[Prompt]: Scan the data below and pick out the lines containing the word "smile".

[Material for this task]:
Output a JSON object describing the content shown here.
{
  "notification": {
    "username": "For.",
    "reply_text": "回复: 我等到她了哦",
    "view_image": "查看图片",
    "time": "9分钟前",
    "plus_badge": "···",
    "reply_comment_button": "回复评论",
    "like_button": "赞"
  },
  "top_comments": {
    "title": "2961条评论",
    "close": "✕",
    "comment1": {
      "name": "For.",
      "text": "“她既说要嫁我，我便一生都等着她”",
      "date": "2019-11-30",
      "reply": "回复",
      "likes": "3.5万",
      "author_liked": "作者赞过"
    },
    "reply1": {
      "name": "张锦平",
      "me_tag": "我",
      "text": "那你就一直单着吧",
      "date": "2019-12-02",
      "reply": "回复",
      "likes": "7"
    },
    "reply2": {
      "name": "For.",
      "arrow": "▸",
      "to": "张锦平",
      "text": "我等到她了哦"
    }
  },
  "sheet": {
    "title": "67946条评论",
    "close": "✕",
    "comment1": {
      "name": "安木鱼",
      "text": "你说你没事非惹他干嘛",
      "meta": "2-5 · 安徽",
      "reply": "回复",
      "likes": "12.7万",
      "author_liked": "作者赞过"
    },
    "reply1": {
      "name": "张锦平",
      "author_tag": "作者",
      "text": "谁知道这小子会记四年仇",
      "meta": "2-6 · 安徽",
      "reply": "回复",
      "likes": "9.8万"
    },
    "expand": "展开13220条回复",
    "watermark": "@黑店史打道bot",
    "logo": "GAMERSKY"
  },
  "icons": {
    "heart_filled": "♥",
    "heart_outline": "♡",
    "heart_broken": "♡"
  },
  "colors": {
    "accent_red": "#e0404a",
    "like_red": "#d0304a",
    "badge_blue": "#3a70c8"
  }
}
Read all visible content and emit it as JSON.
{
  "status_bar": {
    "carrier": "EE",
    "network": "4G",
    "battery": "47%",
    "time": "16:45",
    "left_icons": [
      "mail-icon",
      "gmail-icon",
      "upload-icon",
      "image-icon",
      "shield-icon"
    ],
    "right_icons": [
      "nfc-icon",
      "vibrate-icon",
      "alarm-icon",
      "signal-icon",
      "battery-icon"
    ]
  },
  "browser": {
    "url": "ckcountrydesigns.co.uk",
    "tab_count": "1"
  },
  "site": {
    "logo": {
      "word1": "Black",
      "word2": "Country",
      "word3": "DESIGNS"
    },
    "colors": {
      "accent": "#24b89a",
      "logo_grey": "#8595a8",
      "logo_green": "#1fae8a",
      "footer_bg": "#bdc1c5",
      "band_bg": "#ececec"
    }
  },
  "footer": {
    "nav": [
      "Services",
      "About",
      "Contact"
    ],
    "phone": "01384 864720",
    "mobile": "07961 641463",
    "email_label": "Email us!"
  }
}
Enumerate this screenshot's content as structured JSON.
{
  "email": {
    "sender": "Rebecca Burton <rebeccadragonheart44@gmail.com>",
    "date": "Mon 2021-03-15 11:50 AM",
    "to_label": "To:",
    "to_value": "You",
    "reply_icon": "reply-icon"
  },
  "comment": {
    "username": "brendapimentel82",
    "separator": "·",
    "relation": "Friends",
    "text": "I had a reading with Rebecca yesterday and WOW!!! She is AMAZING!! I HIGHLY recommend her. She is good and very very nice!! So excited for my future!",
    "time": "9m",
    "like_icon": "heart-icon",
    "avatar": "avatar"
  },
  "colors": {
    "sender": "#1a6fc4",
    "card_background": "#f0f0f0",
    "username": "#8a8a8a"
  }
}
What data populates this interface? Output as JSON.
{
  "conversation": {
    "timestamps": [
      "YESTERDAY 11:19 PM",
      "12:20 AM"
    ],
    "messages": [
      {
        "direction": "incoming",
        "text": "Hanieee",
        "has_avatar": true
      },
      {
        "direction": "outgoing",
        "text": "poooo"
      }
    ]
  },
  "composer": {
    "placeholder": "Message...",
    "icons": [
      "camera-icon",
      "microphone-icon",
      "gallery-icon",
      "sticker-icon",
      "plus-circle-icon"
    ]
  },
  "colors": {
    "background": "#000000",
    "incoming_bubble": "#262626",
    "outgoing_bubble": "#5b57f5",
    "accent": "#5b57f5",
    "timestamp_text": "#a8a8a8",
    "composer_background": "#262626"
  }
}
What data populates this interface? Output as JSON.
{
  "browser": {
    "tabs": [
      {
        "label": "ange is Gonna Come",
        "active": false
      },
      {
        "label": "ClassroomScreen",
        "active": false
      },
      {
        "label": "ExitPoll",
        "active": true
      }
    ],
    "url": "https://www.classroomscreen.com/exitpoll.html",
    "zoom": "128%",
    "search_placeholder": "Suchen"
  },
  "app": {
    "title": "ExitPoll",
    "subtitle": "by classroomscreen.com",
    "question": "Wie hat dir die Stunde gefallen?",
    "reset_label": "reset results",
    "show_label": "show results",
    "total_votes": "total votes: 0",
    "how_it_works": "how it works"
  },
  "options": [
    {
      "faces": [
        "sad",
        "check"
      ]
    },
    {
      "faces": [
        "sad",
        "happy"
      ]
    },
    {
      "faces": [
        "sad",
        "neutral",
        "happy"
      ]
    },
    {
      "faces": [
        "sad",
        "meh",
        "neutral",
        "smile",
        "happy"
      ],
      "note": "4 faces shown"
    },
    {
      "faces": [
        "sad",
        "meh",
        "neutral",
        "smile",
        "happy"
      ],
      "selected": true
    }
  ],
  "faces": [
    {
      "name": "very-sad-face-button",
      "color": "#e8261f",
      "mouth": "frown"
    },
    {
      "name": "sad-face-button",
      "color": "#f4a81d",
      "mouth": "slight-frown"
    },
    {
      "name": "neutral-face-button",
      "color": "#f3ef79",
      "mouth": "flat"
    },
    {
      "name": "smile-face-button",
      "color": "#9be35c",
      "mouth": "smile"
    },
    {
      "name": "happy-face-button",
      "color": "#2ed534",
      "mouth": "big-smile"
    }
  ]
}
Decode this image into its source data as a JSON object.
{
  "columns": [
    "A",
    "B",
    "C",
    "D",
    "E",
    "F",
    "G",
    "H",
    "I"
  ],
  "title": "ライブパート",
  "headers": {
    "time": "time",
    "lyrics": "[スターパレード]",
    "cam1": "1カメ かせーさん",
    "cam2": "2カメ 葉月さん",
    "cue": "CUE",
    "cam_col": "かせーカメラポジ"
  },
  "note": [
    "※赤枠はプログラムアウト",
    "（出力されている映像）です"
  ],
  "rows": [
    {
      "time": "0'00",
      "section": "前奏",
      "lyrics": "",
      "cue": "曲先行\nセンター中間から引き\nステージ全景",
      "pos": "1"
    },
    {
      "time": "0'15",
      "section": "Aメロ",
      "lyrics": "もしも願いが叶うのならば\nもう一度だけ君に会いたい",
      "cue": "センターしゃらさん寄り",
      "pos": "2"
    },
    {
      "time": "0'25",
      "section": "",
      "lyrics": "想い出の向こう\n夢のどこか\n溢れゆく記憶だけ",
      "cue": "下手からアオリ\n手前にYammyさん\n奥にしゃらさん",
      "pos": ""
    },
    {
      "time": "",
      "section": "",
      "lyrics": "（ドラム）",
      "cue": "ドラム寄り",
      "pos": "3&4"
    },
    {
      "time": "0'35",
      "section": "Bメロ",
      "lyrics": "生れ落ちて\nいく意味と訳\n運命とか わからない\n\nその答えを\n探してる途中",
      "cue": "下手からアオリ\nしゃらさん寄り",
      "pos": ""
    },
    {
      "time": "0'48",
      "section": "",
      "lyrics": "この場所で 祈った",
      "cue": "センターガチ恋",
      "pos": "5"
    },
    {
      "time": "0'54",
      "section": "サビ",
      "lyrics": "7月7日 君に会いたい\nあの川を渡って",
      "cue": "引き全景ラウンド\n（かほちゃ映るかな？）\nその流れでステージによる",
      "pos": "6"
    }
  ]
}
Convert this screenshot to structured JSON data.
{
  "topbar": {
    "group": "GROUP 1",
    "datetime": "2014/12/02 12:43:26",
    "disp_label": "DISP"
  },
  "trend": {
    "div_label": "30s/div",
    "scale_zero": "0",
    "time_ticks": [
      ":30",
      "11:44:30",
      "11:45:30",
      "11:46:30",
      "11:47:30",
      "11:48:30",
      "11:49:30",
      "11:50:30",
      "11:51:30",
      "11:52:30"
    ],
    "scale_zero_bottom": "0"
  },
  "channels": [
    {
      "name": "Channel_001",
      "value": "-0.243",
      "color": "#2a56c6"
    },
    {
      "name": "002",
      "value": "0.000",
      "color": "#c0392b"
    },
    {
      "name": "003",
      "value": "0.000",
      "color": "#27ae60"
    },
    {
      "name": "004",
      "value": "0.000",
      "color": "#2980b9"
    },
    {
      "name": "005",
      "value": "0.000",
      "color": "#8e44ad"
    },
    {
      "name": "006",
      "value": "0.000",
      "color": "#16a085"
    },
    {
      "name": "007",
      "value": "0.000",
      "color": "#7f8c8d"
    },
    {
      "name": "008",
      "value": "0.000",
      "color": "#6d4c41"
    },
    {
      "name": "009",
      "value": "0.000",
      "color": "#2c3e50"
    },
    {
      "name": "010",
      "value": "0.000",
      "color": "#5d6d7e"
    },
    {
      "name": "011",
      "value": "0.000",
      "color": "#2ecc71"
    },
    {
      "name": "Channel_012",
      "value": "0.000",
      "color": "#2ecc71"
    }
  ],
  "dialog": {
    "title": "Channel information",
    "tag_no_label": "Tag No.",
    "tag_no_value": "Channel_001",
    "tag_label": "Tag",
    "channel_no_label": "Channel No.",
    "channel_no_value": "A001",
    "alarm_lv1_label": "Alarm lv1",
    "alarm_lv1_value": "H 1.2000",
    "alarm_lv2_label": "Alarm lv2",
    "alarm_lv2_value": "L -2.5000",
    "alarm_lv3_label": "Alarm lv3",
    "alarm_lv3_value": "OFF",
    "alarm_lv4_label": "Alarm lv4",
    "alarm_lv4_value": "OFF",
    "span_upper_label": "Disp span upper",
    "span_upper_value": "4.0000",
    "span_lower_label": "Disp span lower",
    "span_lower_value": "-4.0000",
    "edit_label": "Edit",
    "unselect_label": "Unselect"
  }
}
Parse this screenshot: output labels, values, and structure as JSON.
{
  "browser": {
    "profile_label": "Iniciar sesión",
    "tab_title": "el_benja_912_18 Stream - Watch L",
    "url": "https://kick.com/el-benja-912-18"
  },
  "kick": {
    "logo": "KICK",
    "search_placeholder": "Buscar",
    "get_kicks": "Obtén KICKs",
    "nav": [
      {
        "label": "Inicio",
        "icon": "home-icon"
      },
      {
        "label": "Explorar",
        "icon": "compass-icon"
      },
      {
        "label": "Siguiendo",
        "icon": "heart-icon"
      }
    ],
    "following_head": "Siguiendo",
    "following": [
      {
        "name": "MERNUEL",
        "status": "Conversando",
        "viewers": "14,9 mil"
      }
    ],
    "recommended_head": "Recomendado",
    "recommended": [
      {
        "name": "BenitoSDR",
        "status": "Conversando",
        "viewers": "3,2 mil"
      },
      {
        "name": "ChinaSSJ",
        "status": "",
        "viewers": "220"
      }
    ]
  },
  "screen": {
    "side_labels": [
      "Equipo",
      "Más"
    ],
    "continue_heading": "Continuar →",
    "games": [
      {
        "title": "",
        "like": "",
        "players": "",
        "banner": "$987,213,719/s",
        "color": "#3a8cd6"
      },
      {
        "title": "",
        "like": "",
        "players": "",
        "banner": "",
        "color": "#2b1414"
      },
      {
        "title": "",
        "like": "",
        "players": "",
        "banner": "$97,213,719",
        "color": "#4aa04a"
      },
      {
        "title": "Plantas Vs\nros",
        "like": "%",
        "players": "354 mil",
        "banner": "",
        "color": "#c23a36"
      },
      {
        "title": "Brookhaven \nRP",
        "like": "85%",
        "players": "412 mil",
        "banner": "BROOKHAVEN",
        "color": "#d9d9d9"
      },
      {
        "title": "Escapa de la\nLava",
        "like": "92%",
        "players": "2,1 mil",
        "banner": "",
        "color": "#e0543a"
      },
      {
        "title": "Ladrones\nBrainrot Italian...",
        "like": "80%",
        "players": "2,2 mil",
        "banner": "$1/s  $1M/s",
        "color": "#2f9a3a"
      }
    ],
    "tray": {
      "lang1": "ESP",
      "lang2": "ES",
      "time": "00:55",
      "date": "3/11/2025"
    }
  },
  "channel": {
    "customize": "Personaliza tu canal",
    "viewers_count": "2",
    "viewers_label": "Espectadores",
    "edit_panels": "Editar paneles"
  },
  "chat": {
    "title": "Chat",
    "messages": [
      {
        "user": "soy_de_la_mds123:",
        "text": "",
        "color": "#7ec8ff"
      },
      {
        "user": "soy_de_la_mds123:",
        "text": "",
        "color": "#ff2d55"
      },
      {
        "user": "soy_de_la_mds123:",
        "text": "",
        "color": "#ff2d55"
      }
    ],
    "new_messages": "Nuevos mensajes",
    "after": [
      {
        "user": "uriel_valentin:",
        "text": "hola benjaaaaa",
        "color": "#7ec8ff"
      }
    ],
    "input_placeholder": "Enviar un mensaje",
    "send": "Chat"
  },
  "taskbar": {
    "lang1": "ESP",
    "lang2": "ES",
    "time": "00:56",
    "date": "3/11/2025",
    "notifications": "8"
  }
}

[Response below]:
        "smile",
        "smile",
      "name": "smile-face-button",
      "mouth": "smile"
      "mouth": "big-smile"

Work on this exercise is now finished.